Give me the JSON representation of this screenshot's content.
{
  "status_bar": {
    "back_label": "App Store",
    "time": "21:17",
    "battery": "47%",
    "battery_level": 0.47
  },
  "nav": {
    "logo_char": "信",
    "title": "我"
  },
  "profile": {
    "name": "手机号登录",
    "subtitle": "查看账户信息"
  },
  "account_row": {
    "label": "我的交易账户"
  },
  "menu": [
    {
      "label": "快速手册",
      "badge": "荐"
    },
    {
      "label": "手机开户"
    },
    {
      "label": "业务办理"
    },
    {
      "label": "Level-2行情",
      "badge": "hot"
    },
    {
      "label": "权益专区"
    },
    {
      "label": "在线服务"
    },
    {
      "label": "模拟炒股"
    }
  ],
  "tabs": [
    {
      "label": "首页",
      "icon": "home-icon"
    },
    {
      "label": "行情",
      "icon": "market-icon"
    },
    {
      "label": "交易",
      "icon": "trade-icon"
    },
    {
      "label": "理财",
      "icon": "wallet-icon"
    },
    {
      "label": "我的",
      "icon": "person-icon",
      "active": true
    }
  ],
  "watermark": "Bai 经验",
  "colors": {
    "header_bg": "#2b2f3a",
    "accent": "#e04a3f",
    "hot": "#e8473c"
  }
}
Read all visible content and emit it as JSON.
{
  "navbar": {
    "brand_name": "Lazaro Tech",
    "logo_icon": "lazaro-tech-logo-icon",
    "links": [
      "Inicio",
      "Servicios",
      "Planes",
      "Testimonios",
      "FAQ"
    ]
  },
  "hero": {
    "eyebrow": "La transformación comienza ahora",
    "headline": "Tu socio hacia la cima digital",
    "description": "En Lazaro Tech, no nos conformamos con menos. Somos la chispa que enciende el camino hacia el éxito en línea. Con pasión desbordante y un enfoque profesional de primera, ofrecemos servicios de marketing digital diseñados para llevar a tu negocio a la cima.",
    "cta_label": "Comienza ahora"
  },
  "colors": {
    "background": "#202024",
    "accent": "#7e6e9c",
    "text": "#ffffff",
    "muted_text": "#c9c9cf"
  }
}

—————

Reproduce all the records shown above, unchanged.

Give me the JSON representation of this screenshot's content.
{
  "status_bar": {
    "back_label": "App Store",
    "time": "21:17",
    "battery": "47%",
    "battery_level": 0.47
  },
  "nav": {
    "logo_char": "信",
    "title": "我"
  },
  "profile": {
    "name": "手机号登录",
    "subtitle": "查看账户信息"
  },
  "account_row": {
    "label": "我的交易账户"
  },
  "menu": [
    {
      "label": "快速手册",
      "badge": "荐"
    },
    {
      "label": "手机开户"
    },
    {
      "label": "业务办理"
    },
    {
      "label": "Level-2行情",
      "badge": "hot"
    },
    {
      "label": "权益专区"
    },
    {
      "label": "在线服务"
    },
    {
      "label": "模拟炒股"
    }
  ],
  "tabs": [
    {
      "label": "首页",
      "icon": "home-icon"
    },
    {
      "label": "行情",
      "icon": "market-icon"
    },
    {
      "label": "交易",
      "icon": "trade-icon"
    },
    {
      "label": "理财",
      "icon": "wallet-icon"
    },
    {
      "label": "我的",
      "icon": "person-icon",
      "active": true
    }
  ],
  "watermark": "Bai 经验",
  "colors": {
    "header_bg": "#2b2f3a",
    "accent": "#e04a3f",
    "hot": "#e8473c"
  }
}
Read all visible content and emit it as JSON.
{
  "navbar": {
    "brand_name": "Lazaro Tech",
    "logo_icon": "lazaro-tech-logo-icon",
    "links": [
      "Inicio",
      "Servicios",
      "Planes",
      "Testimonios",
      "FAQ"
    ]
  },
  "hero": {
    "eyebrow": "La transformación comienza ahora",
    "headline": "Tu socio hacia la cima digital",
    "description": "En Lazaro Tech, no nos conformamos con menos. Somos la chispa que enciende el camino hacia el éxito en línea. Con pasión desbordante y un enfoque profesional de primera, ofrecemos servicios de marketing digital diseñados para llevar a tu negocio a la cima.",
    "cta_label": "Comienza ahora"
  },
  "colors": {
    "background": "#202024",
    "accent": "#7e6e9c",
    "text": "#ffffff",
    "muted_text": "#c9c9cf"
  }
}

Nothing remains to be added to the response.